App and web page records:
--------------------------------
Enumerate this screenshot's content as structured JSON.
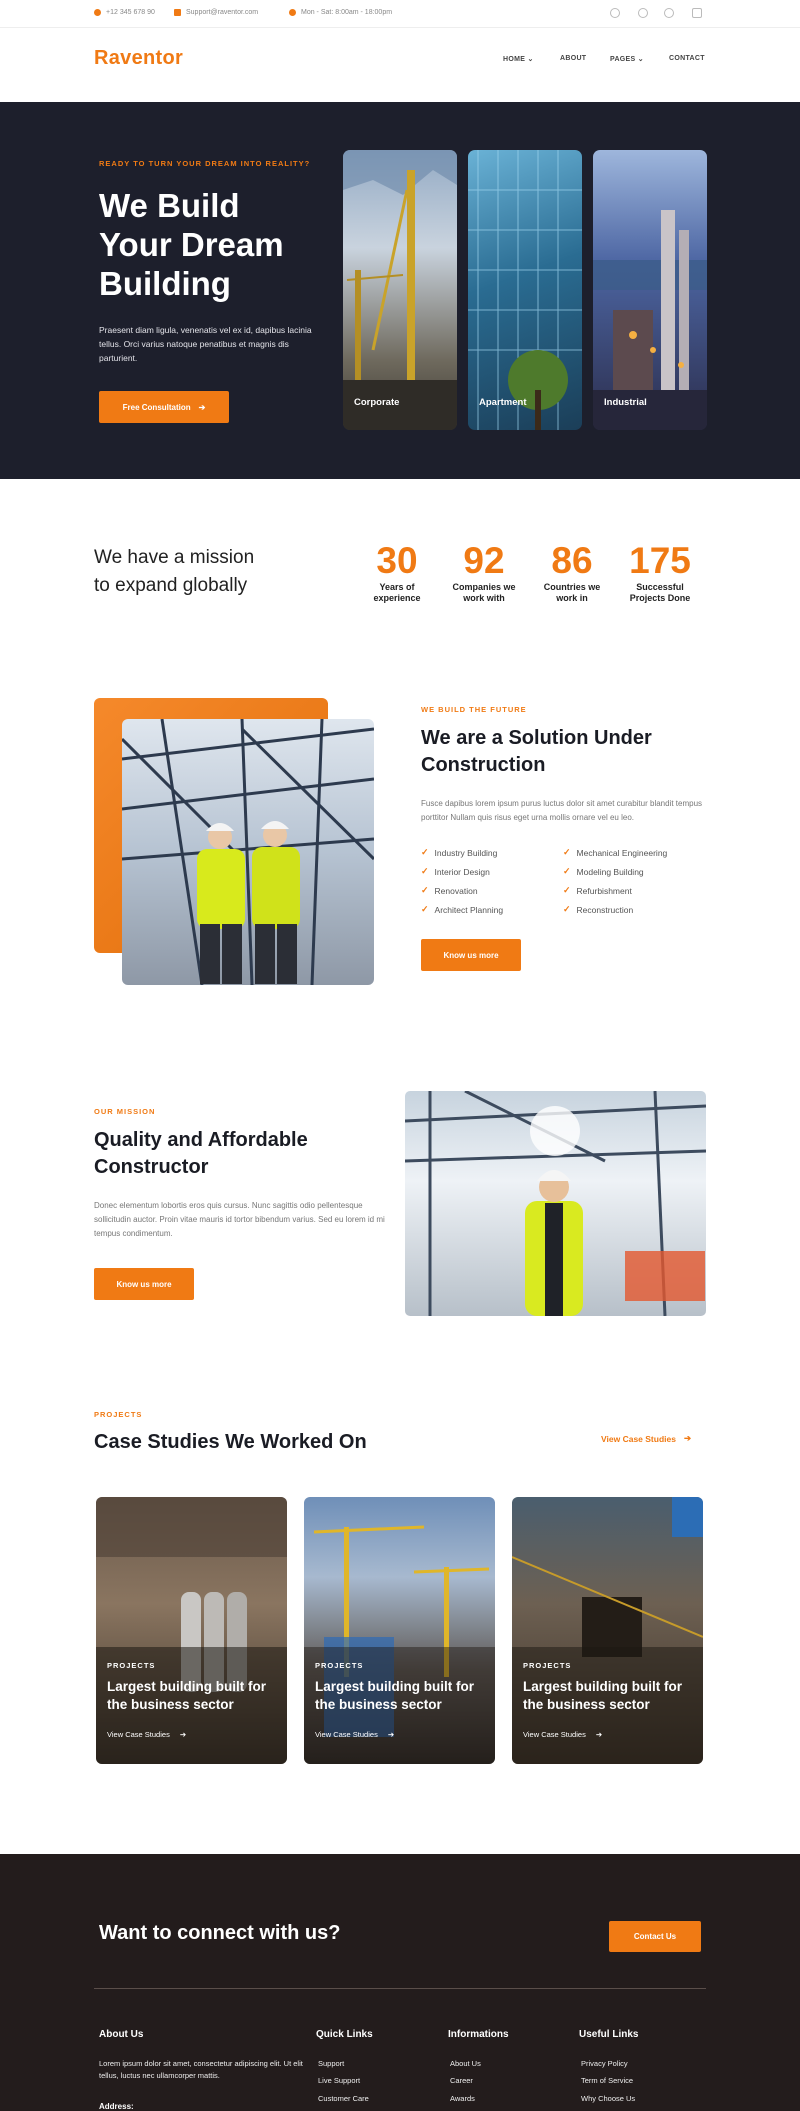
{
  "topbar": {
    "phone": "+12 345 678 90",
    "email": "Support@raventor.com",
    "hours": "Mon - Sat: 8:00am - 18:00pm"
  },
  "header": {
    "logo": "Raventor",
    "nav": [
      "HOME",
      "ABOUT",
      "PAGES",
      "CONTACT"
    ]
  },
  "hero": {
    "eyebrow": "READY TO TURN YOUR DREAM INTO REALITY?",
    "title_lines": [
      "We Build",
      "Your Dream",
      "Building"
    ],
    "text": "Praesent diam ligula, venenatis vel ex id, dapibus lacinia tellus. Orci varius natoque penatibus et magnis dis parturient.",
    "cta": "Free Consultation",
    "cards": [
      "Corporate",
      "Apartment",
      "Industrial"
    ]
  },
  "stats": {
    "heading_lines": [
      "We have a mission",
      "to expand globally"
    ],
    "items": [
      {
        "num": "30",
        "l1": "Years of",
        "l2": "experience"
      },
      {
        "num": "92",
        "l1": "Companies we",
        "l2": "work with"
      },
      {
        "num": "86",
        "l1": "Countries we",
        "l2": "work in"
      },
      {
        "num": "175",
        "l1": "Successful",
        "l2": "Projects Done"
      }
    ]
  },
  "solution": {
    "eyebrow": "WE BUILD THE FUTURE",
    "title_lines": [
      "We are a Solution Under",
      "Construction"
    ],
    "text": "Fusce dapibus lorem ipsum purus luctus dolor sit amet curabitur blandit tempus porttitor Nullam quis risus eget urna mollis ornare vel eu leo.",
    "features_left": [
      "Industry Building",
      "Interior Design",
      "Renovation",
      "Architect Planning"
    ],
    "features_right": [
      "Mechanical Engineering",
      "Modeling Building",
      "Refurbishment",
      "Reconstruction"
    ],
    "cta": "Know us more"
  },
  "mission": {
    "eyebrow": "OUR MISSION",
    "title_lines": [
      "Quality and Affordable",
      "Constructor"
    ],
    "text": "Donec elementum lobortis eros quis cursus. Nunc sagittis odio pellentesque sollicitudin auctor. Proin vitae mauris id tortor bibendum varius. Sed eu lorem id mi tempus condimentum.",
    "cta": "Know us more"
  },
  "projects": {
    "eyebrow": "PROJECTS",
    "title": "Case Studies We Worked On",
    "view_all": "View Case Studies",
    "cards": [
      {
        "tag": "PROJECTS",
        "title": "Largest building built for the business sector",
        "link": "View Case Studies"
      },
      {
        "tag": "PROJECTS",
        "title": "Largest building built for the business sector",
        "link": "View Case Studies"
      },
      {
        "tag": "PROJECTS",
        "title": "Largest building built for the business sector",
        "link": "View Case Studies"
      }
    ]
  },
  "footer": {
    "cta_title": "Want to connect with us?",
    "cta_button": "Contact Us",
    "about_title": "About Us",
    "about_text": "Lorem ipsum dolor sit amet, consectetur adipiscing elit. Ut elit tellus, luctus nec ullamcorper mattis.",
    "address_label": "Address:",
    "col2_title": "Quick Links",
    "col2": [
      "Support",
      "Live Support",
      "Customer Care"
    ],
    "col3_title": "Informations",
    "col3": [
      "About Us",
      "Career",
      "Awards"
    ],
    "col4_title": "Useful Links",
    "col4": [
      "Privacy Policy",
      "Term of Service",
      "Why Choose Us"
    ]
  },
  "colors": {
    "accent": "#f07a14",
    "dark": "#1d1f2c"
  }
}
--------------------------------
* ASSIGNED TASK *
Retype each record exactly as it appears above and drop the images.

* RESULT OF THIS TASK *
Enumerate this screenshot's content as structured JSON.
{
  "topbar": {
    "phone": "+12 345 678 90",
    "email": "Support@raventor.com",
    "hours": "Mon - Sat: 8:00am - 18:00pm"
  },
  "header": {
    "logo": "Raventor",
    "nav": [
      "HOME",
      "ABOUT",
      "PAGES",
      "CONTACT"
    ]
  },
  "hero": {
    "eyebrow": "READY TO TURN YOUR DREAM INTO REALITY?",
    "title_lines": [
      "We Build",
      "Your Dream",
      "Building"
    ],
    "text": "Praesent diam ligula, venenatis vel ex id, dapibus lacinia tellus. Orci varius natoque penatibus et magnis dis parturient.",
    "cta": "Free Consultation",
    "cards": [
      "Corporate",
      "Apartment",
      "Industrial"
    ]
  },
  "stats": {
    "heading_lines": [
      "We have a mission",
      "to expand globally"
    ],
    "items": [
      {
        "num": "30",
        "l1": "Years of",
        "l2": "experience"
      },
      {
        "num": "92",
        "l1": "Companies we",
        "l2": "work with"
      },
      {
        "num": "86",
        "l1": "Countries we",
        "l2": "work in"
      },
      {
        "num": "175",
        "l1": "Successful",
        "l2": "Projects Done"
      }
    ]
  },
  "solution": {
    "eyebrow": "WE BUILD THE FUTURE",
    "title_lines": [
      "We are a Solution Under",
      "Construction"
    ],
    "text": "Fusce dapibus lorem ipsum purus luctus dolor sit amet curabitur blandit tempus porttitor Nullam quis risus eget urna mollis ornare vel eu leo.",
    "features_left": [
      "Industry Building",
      "Interior Design",
      "Renovation",
      "Architect Planning"
    ],
    "features_right": [
      "Mechanical Engineering",
      "Modeling Building",
      "Refurbishment",
      "Reconstruction"
    ],
    "cta": "Know us more"
  },
  "mission": {
    "eyebrow": "OUR MISSION",
    "title_lines": [
      "Quality and Affordable",
      "Constructor"
    ],
    "text": "Donec elementum lobortis eros quis cursus. Nunc sagittis odio pellentesque sollicitudin auctor. Proin vitae mauris id tortor bibendum varius. Sed eu lorem id mi tempus condimentum.",
    "cta": "Know us more"
  },
  "projects": {
    "eyebrow": "PROJECTS",
    "title": "Case Studies We Worked On",
    "view_all": "View Case Studies",
    "cards": [
      {
        "tag": "PROJECTS",
        "title": "Largest building built for the business sector",
        "link": "View Case Studies"
      },
      {
        "tag": "PROJECTS",
        "title": "Largest building built for the business sector",
        "link": "View Case Studies"
      },
      {
        "tag": "PROJECTS",
        "title": "Largest building built for the business sector",
        "link": "View Case Studies"
      }
    ]
  },
  "footer": {
    "cta_title": "Want to connect with us?",
    "cta_button": "Contact Us",
    "about_title": "About Us",
    "about_text": "Lorem ipsum dolor sit amet, consectetur adipiscing elit. Ut elit tellus, luctus nec ullamcorper mattis.",
    "address_label": "Address:",
    "col2_title": "Quick Links",
    "col2": [
      "Support",
      "Live Support",
      "Customer Care"
    ],
    "col3_title": "Informations",
    "col3": [
      "About Us",
      "Career",
      "Awards"
    ],
    "col4_title": "Useful Links",
    "col4": [
      "Privacy Policy",
      "Term of Service",
      "Why Choose Us"
    ]
  },
  "colors": {
    "accent": "#f07a14",
    "dark": "#1d1f2c"
  }
}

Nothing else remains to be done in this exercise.